The clinic is dedicated to identifying wrongful convictions and exonerating innocent individuals like Hill. The clinic has taken Hill’s case from the Circuit Court in Escambia County to the First District Court of Appeal, and now to the Federal District Court for the Northern District of Florida. While the clinic is still fighting to get Hill relief, he remains in prison 700 miles from his family.
“Knowing Hill turned to us in his most desperate time made working on his case that much more rewarding,” said second-year student Oliver Silva. “Hill’s continuing hope has inspired us all.”
At trial, Hill’s lawyer did nothing to challenge the shaky eyewitness identification that formed the basis of his wrongful conviction.

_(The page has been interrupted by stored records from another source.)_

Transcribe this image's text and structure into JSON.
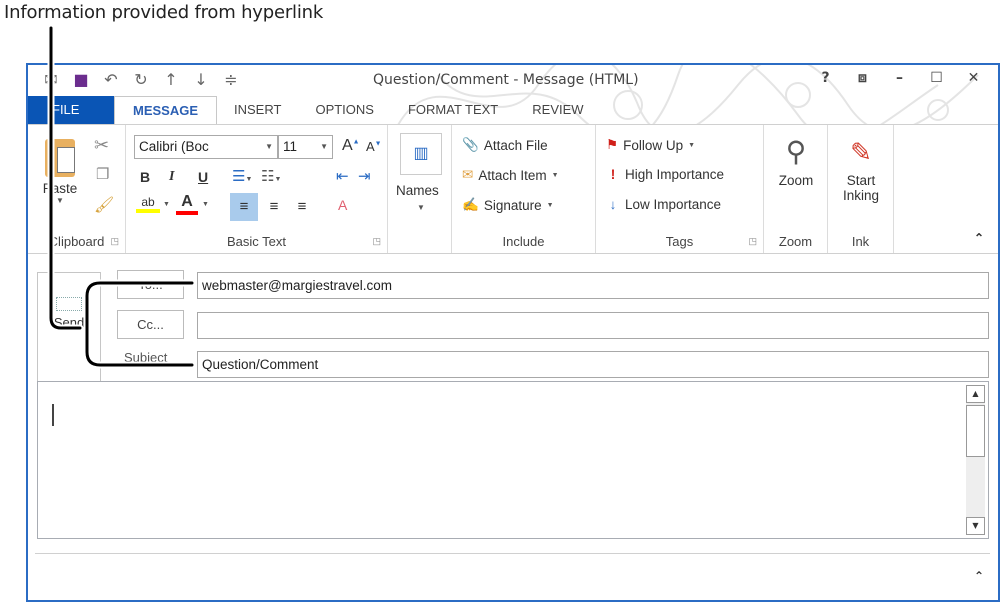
{
  "caption": "Information provided from hyperlink",
  "window": {
    "title": "Question/Comment - Message (HTML)",
    "controls": {
      "help": "?",
      "restore_ribbon": "⧈",
      "minimize": "–",
      "maximize": "☐",
      "close": "✕"
    },
    "qat_icons": [
      "outlook-icon",
      "save-icon",
      "undo-icon",
      "redo-icon",
      "previous-item-icon",
      "next-item-icon",
      "customize-qat-icon"
    ]
  },
  "tabs": [
    {
      "label": "FILE"
    },
    {
      "label": "MESSAGE",
      "active": true
    },
    {
      "label": "INSERT"
    },
    {
      "label": "OPTIONS"
    },
    {
      "label": "FORMAT TEXT"
    },
    {
      "label": "REVIEW"
    }
  ],
  "ribbon": {
    "clipboard": {
      "label": "Clipboard",
      "paste": "Paste"
    },
    "basic_text": {
      "label": "Basic Text",
      "font": "Calibri (Boc",
      "size": "11",
      "bold": "B",
      "italic": "I",
      "underline": "U",
      "highlight_color": "#ffff00",
      "font_color": "#ff0000"
    },
    "names": {
      "label": "Names"
    },
    "include": {
      "label": "Include",
      "attach_file": "Attach File",
      "attach_item": "Attach Item",
      "signature": "Signature"
    },
    "tags": {
      "label": "Tags",
      "follow_up": "Follow Up",
      "high_importance": "High Importance",
      "low_importance": "Low Importance"
    },
    "zoom": {
      "label": "Zoom",
      "button": "Zoom"
    },
    "ink": {
      "label": "Ink",
      "button_line1": "Start",
      "button_line2": "Inking"
    }
  },
  "form": {
    "send": "Send",
    "to_label": "To...",
    "cc_label": "Cc...",
    "subject_label": "Subject",
    "to_value": "webmaster@margiestravel.com",
    "cc_value": "",
    "subject_value": "Question/Comment",
    "body": ""
  },
  "colors": {
    "accent": "#2b6cc4",
    "file_tab": "#0a55b5",
    "active_tab_text": "#2b5fb3"
  }
}
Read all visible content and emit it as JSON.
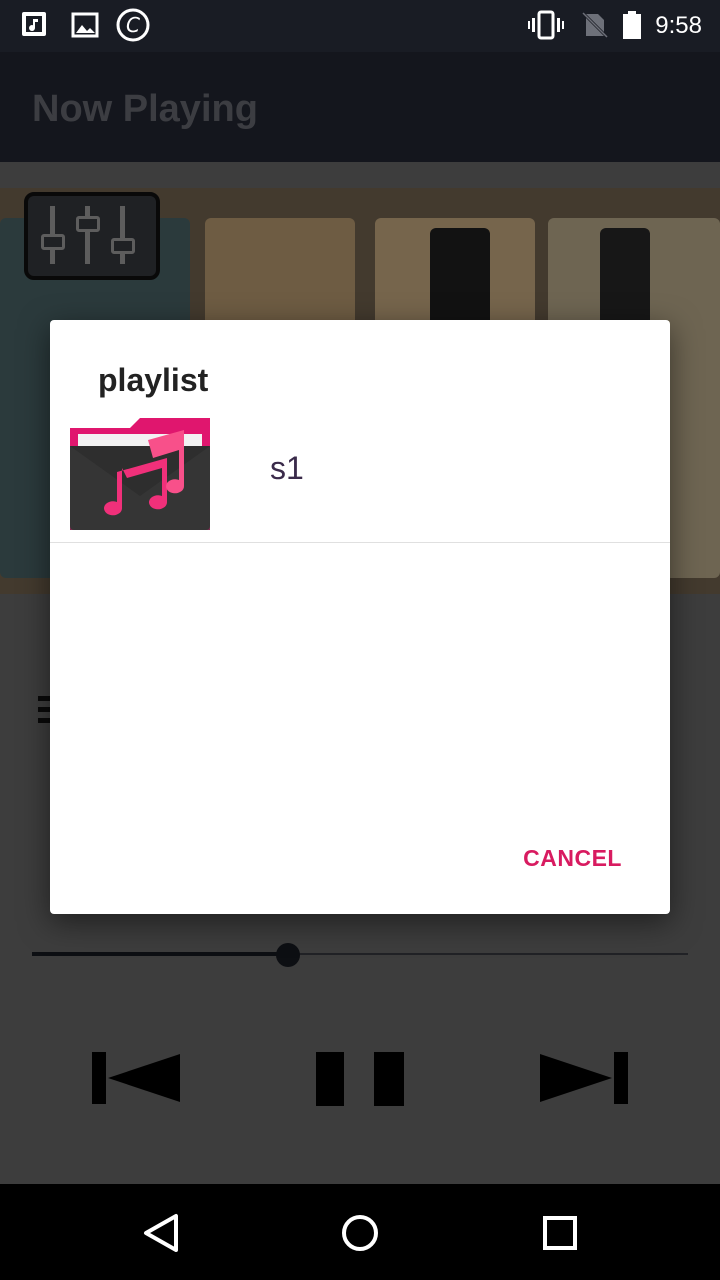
{
  "status_bar": {
    "time": "9:58",
    "left_icons": [
      "music-note-icon",
      "image-icon",
      "copyright-icon"
    ],
    "right_icons": [
      "vibrate-icon",
      "no-sim-icon",
      "battery-icon"
    ]
  },
  "app_bar": {
    "title": "Now Playing"
  },
  "player": {
    "seek_progress": 0.39,
    "controls": [
      "previous-icon",
      "pause-icon",
      "next-icon"
    ]
  },
  "dialog": {
    "title": "playlist",
    "items": [
      {
        "label": "s1",
        "icon": "music-folder-icon"
      }
    ],
    "cancel_label": "CANCEL"
  },
  "nav_bar": {
    "buttons": [
      "back-icon",
      "home-icon",
      "recents-icon"
    ]
  },
  "colors": {
    "accent": "#d81b60",
    "status_bar": "#191c24",
    "app_bar": "#262935"
  }
}
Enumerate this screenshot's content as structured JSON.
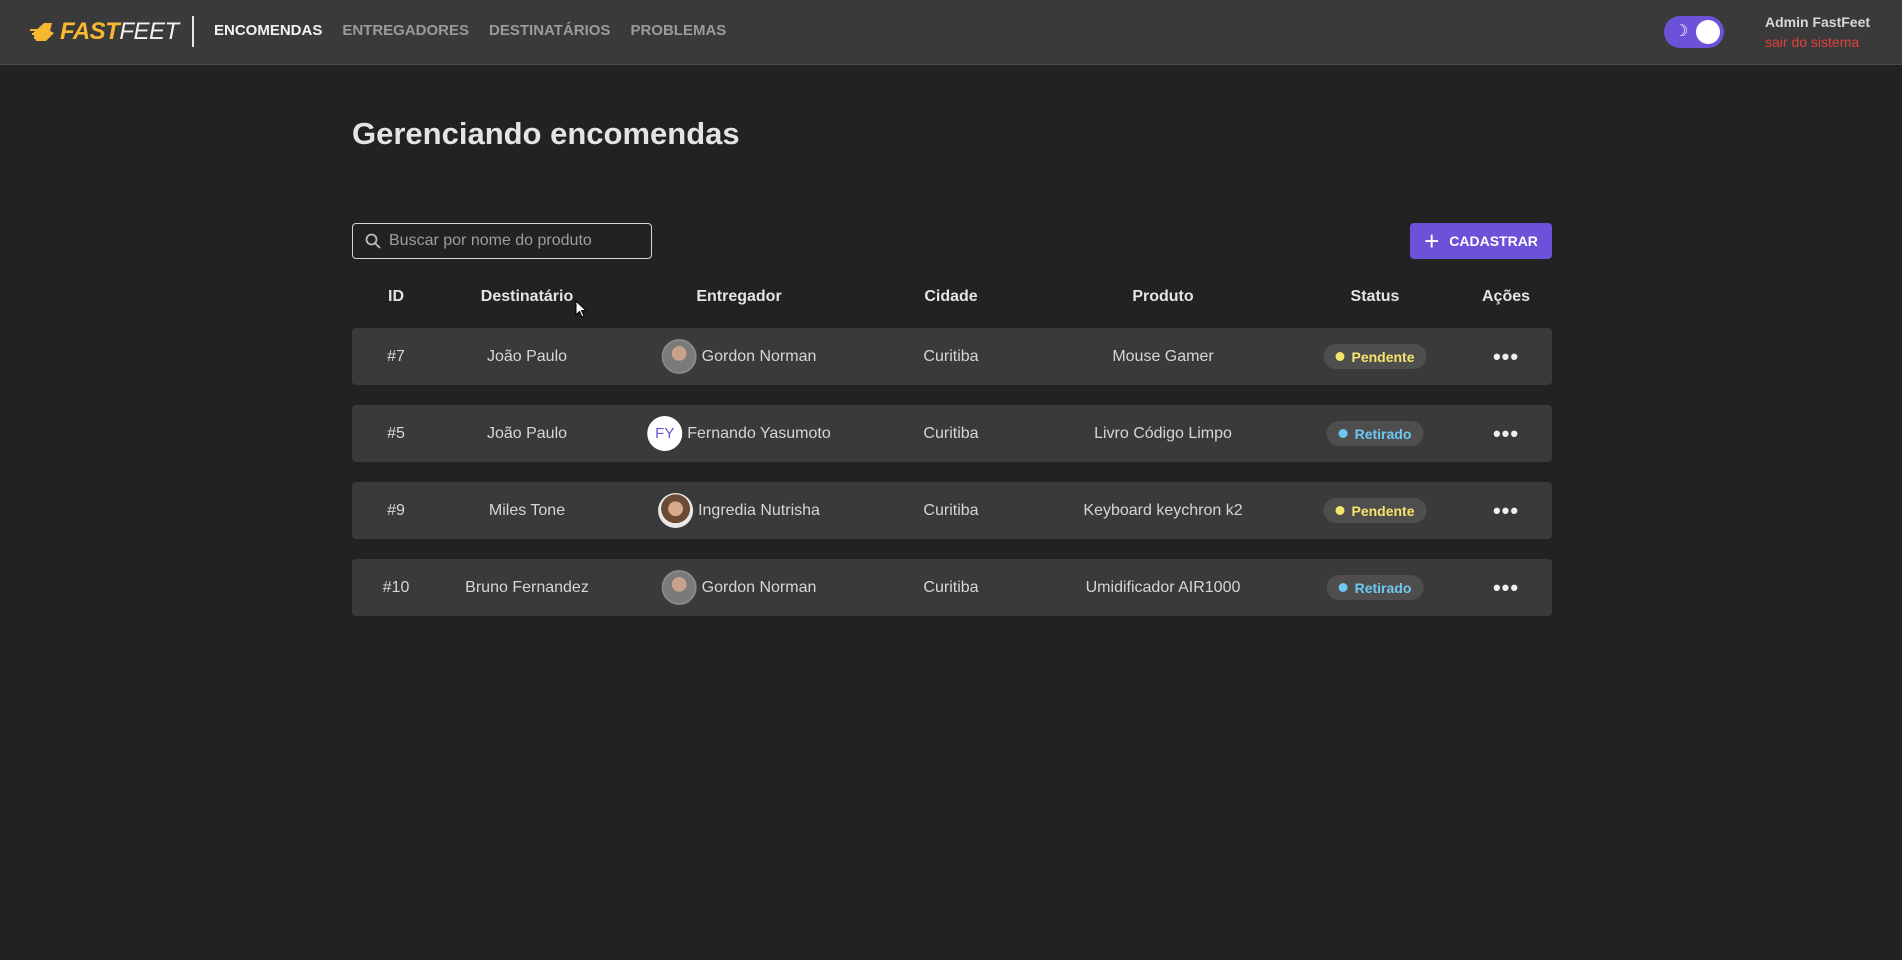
{
  "header": {
    "logo_fast": "FAST",
    "logo_feet": "FEET",
    "nav": [
      {
        "label": "ENCOMENDAS",
        "active": true
      },
      {
        "label": "ENTREGADORES",
        "active": false
      },
      {
        "label": "DESTINATÁRIOS",
        "active": false
      },
      {
        "label": "PROBLEMAS",
        "active": false
      }
    ],
    "theme_toggle": {
      "icon": "moon-icon",
      "state": "dark"
    },
    "user": {
      "name": "Admin FastFeet",
      "logout": "sair do sistema"
    }
  },
  "main": {
    "title": "Gerenciando encomendas",
    "search": {
      "placeholder": "Buscar por nome do produto",
      "value": ""
    },
    "add_button": "CADASTRAR",
    "table": {
      "headers": [
        "ID",
        "Destinatário",
        "Entregador",
        "Cidade",
        "Produto",
        "Status",
        "Ações"
      ],
      "rows": [
        {
          "id": "#7",
          "recipient": "João Paulo",
          "courier": "Gordon Norman",
          "avatar": "photo-m",
          "initials": "",
          "city": "Curitiba",
          "product": "Mouse Gamer",
          "status": "Pendente",
          "status_color": "#f5e56b"
        },
        {
          "id": "#5",
          "recipient": "João Paulo",
          "courier": "Fernando Yasumoto",
          "avatar": "initials",
          "initials": "FY",
          "city": "Curitiba",
          "product": "Livro Código Limpo",
          "status": "Retirado",
          "status_color": "#6ec8f0"
        },
        {
          "id": "#9",
          "recipient": "Miles Tone",
          "courier": "Ingredia Nutrisha",
          "avatar": "photo-f",
          "initials": "",
          "city": "Curitiba",
          "product": "Keyboard keychron k2",
          "status": "Pendente",
          "status_color": "#f5e56b"
        },
        {
          "id": "#10",
          "recipient": "Bruno Fernandez",
          "courier": "Gordon Norman",
          "avatar": "photo-m",
          "initials": "",
          "city": "Curitiba",
          "product": "Umidificador AIR1000",
          "status": "Retirado",
          "status_color": "#6ec8f0"
        }
      ]
    }
  },
  "colors": {
    "accent": "#6b52d8",
    "brand": "#f7b731",
    "logout": "#e0413f"
  }
}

“Eyewitness identification is the leading cause of wrongful convictions nationwide,” said Innocence Clinic Director Craig Trocino. Additionally, trial counsel failed to follow up with two alibi witnesses and one additional eyewitness who testified Hill was not at the scene or the burglary. Had the jury heard any of this testimony, Hill would not be in prison today, Trocino said.
Despite evidentiary hearing testimony that the case was “weak” and credible testimony that Hill was not the person involved, Florida State courts refused to grant any relief. Hill must now convince a federal court that he deserves a new trial. The clinic filed a petition for writ of habeas corpus in the United States District Court for the Northern District of Florida.
“Federal habeas petitions are some of the most complicated of all criminal filings,” said Trocino. “The students in the clinic did a remarkable job in preparing this petition.”
Students in the clinic get the opportunity to work on actual cases that get litigated at the highest levels. Second-year Caroline Herter said the case was an eye-opener. Before working in the clinic, she “could not have imagined that someone could do so little to represent their client facing a life sentence, or that someone could be convicted at all with such a weak case against him.”
The work the clinic does has broad application for clients and students alike. “Working on this petition has been the best experience I’ve had all through law school,” said second-year Nicholas Sconzo. “I will always look back on the writing skills and practical experience I have gained through this process, especially in light of all the good that we are doing.”